- What to work on -
Each entry that follows needs to be written out exactly, with nothing left out.

=== Begin Enclosure ===

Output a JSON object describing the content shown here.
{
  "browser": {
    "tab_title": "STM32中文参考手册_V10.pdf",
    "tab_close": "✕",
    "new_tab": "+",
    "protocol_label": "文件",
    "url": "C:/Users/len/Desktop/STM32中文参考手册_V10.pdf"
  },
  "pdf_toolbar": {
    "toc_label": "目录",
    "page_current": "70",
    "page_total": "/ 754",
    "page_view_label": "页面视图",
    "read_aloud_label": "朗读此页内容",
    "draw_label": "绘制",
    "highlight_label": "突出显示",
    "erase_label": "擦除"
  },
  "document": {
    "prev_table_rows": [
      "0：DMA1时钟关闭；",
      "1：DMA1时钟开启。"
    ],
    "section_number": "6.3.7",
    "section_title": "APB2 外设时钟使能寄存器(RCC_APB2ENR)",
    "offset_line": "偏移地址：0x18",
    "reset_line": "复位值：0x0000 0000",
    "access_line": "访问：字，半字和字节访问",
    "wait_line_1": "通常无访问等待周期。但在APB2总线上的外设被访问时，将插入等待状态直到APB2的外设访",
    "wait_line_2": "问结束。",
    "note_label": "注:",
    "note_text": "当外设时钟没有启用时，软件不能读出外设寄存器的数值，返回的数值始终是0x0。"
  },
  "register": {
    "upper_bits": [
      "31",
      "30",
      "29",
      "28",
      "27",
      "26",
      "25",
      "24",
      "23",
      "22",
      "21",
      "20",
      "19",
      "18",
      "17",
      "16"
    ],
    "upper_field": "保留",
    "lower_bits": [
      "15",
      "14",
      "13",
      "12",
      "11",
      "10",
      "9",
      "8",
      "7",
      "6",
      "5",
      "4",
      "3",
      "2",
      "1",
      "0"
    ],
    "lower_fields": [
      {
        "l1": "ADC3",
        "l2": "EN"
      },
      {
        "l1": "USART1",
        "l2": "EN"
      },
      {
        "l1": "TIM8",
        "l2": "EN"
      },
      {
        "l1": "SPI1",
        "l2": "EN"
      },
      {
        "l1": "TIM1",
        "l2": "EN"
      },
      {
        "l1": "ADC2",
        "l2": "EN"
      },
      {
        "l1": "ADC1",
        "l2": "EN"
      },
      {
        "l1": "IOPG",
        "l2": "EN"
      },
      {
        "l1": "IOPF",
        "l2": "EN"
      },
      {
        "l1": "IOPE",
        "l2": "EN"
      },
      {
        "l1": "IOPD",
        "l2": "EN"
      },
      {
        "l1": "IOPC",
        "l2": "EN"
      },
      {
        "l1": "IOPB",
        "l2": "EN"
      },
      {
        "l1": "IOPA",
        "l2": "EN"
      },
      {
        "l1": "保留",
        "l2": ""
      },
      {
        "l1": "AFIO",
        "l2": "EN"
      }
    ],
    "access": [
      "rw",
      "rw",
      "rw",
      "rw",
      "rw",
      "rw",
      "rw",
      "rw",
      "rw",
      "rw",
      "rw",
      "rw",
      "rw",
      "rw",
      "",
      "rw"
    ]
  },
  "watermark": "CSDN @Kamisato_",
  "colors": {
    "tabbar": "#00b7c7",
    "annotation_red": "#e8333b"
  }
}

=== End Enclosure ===

- Response -
Output a JSON object describing the content shown here.
{
  "browser": {
    "tab_title": "STM32中文参考手册_V10.pdf",
    "tab_close": "✕",
    "new_tab": "+",
    "protocol_label": "文件",
    "url": "C:/Users/len/Desktop/STM32中文参考手册_V10.pdf"
  },
  "pdf_toolbar": {
    "toc_label": "目录",
    "page_current": "70",
    "page_total": "/ 754",
    "page_view_label": "页面视图",
    "read_aloud_label": "朗读此页内容",
    "draw_label": "绘制",
    "highlight_label": "突出显示",
    "erase_label": "擦除"
  },
  "document": {
    "prev_table_rows": [
      "0：DMA1时钟关闭；",
      "1：DMA1时钟开启。"
    ],
    "section_number": "6.3.7",
    "section_title": "APB2 外设时钟使能寄存器(RCC_APB2ENR)",
    "offset_line": "偏移地址：0x18",
    "reset_line": "复位值：0x0000 0000",
    "access_line": "访问：字，半字和字节访问",
    "wait_line_1": "通常无访问等待周期。但在APB2总线上的外设被访问时，将插入等待状态直到APB2的外设访",
    "wait_line_2": "问结束。",
    "note_label": "注:",
    "note_text": "当外设时钟没有启用时，软件不能读出外设寄存器的数值，返回的数值始终是0x0。"
  },
  "register": {
    "upper_bits": [
      "31",
      "30",
      "29",
      "28",
      "27",
      "26",
      "25",
      "24",
      "23",
      "22",
      "21",
      "20",
      "19",
      "18",
      "17",
      "16"
    ],
    "upper_field": "保留",
    "lower_bits": [
      "15",
      "14",
      "13",
      "12",
      "11",
      "10",
      "9",
      "8",
      "7",
      "6",
      "5",
      "4",
      "3",
      "2",
      "1",
      "0"
    ],
    "lower_fields": [
      {
        "l1": "ADC3",
        "l2": "EN"
      },
      {
        "l1": "USART1",
        "l2": "EN"
      },
      {
        "l1": "TIM8",
        "l2": "EN"
      },
      {
        "l1": "SPI1",
        "l2": "EN"
      },
      {
        "l1": "TIM1",
        "l2": "EN"
      },
      {
        "l1": "ADC2",
        "l2": "EN"
      },
      {
        "l1": "ADC1",
        "l2": "EN"
      },
      {
        "l1": "IOPG",
        "l2": "EN"
      },
      {
        "l1": "IOPF",
        "l2": "EN"
      },
      {
        "l1": "IOPE",
        "l2": "EN"
      },
      {
        "l1": "IOPD",
        "l2": "EN"
      },
      {
        "l1": "IOPC",
        "l2": "EN"
      },
      {
        "l1": "IOPB",
        "l2": "EN"
      },
      {
        "l1": "IOPA",
        "l2": "EN"
      },
      {
        "l1": "保留",
        "l2": ""
      },
      {
        "l1": "AFIO",
        "l2": "EN"
      }
    ],
    "access": [
      "rw",
      "rw",
      "rw",
      "rw",
      "rw",
      "rw",
      "rw",
      "rw",
      "rw",
      "rw",
      "rw",
      "rw",
      "rw",
      "rw",
      "",
      "rw"
    ]
  },
  "watermark": "CSDN @Kamisato_",
  "colors": {
    "tabbar": "#00b7c7",
    "annotation_red": "#e8333b"
  }
}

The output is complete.